- 5 Tips for Resolving Conflicts
This handout provides five tips for resolving conflicts in a relationship, including keeping the focus on the problem (not the person), listening and reflecting what you hear the other person saying, making “I” statements, taking timeouts, and working towards a compromise when it becomes clear you will not agree.
- Fair Fighting Rules
If you know you’re headed for fight, keep this cheat sheet for “fighting fair” handy.
Anger Management Toolkit
Feeling angry is a normal and healthy. Learning how to manage your anger and direct it in a productive way is a critical developmental task of being human. If you struggle with the healthy expression of anger, you may find these handouts and worksheets helpful. You may want to ask your social worker, therapist or another trusted adult to help you find healthy strategies for directing or redirecting anger that will work for you.
- Introduction to Anger Management
The first step in anger management is to begin learning about your own anger. This worksheet will help you identify triggers, how you react when you’re angry, and explore how anger has affected your life.
- Know Your Anger Warning Signs
How do you know when you’re getting angry? This worksheet is a simple list of common warning signs people experience. Some of these warning signs might start when you are only a little irritated, and others might start when you are very angry.
- Triggers and Choices - Let It Go or Act Assertively?
This is an Anger Decision Sheet to help you explore various situations that trigger your anger (an injustice, criticism, obstacles to doing what you want) and to consider the options you have to deal with it.

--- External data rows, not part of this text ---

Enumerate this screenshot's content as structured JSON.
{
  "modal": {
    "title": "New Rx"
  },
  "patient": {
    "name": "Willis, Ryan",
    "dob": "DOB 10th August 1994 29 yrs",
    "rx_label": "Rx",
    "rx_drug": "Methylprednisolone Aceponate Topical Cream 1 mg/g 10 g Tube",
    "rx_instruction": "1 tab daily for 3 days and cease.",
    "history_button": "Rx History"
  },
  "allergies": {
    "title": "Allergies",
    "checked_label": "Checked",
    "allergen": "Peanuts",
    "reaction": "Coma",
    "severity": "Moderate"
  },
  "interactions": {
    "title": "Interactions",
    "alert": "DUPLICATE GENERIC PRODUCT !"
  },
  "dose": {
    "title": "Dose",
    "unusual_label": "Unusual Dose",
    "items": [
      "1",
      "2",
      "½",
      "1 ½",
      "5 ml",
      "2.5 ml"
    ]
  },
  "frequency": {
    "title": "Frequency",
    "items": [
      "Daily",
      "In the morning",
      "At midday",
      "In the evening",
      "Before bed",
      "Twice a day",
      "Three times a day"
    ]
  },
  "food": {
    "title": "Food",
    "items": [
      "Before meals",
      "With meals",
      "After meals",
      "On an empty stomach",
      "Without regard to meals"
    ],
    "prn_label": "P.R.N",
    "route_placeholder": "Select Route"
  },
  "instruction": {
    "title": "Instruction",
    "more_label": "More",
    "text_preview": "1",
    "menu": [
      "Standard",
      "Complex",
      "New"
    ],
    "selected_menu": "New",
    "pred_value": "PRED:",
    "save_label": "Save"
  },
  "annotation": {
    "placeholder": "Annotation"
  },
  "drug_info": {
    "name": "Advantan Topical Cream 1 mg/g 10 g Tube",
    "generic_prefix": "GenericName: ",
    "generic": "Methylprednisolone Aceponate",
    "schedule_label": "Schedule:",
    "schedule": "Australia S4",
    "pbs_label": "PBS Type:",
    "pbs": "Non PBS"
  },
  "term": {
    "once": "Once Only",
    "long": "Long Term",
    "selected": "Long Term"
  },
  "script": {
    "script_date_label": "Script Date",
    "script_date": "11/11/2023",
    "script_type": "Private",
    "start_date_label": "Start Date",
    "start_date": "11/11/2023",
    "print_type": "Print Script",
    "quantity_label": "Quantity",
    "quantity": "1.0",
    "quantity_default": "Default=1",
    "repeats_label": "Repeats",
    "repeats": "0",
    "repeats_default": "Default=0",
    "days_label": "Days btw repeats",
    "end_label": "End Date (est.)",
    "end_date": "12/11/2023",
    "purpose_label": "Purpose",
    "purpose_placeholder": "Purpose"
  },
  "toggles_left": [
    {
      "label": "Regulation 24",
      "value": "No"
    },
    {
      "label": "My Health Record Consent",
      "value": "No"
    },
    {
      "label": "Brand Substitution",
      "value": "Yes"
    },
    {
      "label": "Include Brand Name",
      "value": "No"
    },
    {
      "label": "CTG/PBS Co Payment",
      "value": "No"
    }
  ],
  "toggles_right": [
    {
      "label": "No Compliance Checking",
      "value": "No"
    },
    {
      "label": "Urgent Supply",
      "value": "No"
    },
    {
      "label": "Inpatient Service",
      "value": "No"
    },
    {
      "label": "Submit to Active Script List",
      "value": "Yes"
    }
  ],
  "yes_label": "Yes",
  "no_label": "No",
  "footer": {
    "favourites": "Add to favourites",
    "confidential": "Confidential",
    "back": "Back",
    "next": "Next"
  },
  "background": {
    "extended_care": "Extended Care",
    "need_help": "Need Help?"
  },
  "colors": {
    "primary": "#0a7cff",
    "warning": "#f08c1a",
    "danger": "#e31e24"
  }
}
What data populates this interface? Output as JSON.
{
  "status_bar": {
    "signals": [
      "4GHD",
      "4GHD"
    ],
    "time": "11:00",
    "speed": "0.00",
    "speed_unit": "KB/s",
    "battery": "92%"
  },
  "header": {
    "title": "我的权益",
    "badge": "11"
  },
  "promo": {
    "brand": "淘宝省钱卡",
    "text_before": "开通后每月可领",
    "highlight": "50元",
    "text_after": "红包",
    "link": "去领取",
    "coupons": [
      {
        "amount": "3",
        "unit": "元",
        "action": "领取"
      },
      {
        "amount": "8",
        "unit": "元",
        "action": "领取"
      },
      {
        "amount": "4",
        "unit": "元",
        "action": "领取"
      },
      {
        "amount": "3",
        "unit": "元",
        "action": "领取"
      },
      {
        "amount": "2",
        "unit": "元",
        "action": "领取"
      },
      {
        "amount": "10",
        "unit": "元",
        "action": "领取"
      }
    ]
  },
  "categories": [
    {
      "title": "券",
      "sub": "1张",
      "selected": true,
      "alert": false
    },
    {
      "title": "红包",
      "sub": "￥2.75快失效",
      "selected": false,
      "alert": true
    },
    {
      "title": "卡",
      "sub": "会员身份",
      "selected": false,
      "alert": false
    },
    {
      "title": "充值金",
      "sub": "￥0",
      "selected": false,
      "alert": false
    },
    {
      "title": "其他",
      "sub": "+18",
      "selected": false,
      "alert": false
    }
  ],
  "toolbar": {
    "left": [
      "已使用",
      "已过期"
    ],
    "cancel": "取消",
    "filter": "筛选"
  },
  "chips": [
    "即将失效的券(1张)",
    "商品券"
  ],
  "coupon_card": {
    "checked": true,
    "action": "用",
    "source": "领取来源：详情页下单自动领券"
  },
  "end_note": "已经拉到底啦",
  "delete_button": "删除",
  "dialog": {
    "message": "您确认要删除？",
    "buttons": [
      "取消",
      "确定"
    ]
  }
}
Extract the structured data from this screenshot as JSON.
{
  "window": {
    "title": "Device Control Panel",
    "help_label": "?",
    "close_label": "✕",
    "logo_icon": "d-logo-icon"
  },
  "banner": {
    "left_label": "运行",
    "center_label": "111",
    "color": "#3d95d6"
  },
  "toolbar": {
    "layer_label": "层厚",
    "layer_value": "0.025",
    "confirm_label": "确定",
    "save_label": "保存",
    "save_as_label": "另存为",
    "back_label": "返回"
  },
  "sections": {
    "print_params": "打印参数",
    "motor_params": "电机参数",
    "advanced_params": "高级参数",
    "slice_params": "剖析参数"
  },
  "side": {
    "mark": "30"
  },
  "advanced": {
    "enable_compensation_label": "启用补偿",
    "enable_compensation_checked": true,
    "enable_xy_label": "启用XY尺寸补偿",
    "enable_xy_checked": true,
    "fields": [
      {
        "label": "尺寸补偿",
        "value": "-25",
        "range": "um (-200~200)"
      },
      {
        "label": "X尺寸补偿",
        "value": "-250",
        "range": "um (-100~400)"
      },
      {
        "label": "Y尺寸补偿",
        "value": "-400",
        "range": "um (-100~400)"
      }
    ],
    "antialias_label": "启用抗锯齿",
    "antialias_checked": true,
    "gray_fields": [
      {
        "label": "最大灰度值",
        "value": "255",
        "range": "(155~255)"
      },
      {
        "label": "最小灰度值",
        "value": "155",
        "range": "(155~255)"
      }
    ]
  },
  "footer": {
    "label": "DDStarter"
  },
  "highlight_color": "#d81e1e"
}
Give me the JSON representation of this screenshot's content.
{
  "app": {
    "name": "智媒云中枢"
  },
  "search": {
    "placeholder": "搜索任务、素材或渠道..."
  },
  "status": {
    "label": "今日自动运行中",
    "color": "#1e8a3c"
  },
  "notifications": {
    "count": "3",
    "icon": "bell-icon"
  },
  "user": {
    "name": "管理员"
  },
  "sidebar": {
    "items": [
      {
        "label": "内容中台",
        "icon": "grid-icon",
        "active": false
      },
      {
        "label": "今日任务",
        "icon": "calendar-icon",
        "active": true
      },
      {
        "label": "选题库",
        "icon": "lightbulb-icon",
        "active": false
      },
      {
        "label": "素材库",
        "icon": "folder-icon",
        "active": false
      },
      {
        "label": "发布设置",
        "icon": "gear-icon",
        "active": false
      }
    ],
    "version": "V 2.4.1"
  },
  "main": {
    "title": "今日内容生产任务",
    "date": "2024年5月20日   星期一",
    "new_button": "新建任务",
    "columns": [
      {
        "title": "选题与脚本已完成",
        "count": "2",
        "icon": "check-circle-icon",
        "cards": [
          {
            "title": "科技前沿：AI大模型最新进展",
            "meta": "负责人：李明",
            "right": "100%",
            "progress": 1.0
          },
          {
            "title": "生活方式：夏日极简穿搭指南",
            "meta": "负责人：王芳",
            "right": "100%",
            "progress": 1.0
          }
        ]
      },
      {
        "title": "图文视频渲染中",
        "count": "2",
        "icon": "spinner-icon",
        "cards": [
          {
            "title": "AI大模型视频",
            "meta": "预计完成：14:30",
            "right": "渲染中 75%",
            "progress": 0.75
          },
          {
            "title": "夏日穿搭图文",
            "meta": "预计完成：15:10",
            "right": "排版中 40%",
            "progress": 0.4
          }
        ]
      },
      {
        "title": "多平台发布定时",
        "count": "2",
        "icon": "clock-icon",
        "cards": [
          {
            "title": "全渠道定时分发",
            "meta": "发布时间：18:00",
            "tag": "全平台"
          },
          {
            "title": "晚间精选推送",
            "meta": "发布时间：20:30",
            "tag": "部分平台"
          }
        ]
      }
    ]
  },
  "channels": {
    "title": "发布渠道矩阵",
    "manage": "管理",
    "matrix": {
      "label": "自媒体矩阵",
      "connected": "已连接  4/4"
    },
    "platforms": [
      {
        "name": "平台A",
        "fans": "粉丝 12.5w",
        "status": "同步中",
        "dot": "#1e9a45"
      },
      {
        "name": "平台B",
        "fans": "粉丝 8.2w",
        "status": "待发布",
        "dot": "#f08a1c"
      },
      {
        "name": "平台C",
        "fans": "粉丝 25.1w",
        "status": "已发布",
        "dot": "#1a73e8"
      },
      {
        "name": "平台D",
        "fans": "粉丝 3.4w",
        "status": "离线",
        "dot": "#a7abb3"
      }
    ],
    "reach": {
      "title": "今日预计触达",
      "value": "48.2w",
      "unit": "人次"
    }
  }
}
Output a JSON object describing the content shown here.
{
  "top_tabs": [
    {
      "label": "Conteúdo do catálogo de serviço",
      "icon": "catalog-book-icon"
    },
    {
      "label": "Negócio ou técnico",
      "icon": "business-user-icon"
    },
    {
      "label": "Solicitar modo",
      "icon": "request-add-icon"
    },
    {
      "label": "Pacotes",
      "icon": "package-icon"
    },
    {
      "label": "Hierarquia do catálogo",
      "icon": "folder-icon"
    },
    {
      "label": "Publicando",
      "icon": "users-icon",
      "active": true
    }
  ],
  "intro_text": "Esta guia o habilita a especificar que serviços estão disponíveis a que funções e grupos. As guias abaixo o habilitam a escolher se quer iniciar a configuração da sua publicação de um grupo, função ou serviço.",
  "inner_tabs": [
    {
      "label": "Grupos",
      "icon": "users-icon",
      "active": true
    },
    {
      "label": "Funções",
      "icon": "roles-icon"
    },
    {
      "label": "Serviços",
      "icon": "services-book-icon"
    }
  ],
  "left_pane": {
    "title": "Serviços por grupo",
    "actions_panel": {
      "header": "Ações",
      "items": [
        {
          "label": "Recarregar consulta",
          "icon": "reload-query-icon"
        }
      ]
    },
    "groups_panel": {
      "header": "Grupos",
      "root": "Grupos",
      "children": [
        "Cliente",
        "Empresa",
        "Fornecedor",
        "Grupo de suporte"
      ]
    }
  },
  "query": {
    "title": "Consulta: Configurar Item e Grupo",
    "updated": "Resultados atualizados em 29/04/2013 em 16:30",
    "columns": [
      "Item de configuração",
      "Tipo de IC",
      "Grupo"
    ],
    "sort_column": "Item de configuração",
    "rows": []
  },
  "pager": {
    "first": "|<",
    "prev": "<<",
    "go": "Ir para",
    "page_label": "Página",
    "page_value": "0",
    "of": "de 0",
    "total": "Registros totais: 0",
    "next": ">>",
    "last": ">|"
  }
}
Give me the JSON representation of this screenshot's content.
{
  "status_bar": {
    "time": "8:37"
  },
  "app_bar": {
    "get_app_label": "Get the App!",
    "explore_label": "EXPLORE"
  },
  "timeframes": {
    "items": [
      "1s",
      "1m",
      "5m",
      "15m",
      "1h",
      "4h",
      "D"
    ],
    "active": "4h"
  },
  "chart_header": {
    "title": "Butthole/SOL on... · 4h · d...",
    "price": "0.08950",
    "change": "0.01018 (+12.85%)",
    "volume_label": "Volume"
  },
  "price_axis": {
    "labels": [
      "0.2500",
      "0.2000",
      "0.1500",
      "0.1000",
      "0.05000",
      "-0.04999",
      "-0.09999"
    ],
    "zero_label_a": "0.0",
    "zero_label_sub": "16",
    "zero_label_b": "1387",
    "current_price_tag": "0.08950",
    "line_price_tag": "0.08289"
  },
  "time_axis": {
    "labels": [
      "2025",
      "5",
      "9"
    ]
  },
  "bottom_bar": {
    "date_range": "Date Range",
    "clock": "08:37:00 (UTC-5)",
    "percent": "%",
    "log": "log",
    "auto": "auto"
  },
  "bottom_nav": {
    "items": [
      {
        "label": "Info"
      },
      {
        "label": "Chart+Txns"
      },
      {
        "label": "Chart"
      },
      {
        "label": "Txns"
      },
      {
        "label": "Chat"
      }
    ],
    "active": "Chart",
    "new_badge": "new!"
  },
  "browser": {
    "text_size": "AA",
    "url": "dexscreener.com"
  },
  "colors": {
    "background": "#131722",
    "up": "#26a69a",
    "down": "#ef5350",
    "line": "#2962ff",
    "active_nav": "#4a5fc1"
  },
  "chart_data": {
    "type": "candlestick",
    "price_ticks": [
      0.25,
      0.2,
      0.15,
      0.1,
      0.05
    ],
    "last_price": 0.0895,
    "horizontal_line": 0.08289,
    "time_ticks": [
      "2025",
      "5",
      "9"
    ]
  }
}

- Anger Management Skills
This handout covers fair fighting rules plus things you can do to calm down, including breathing and visualization techniques.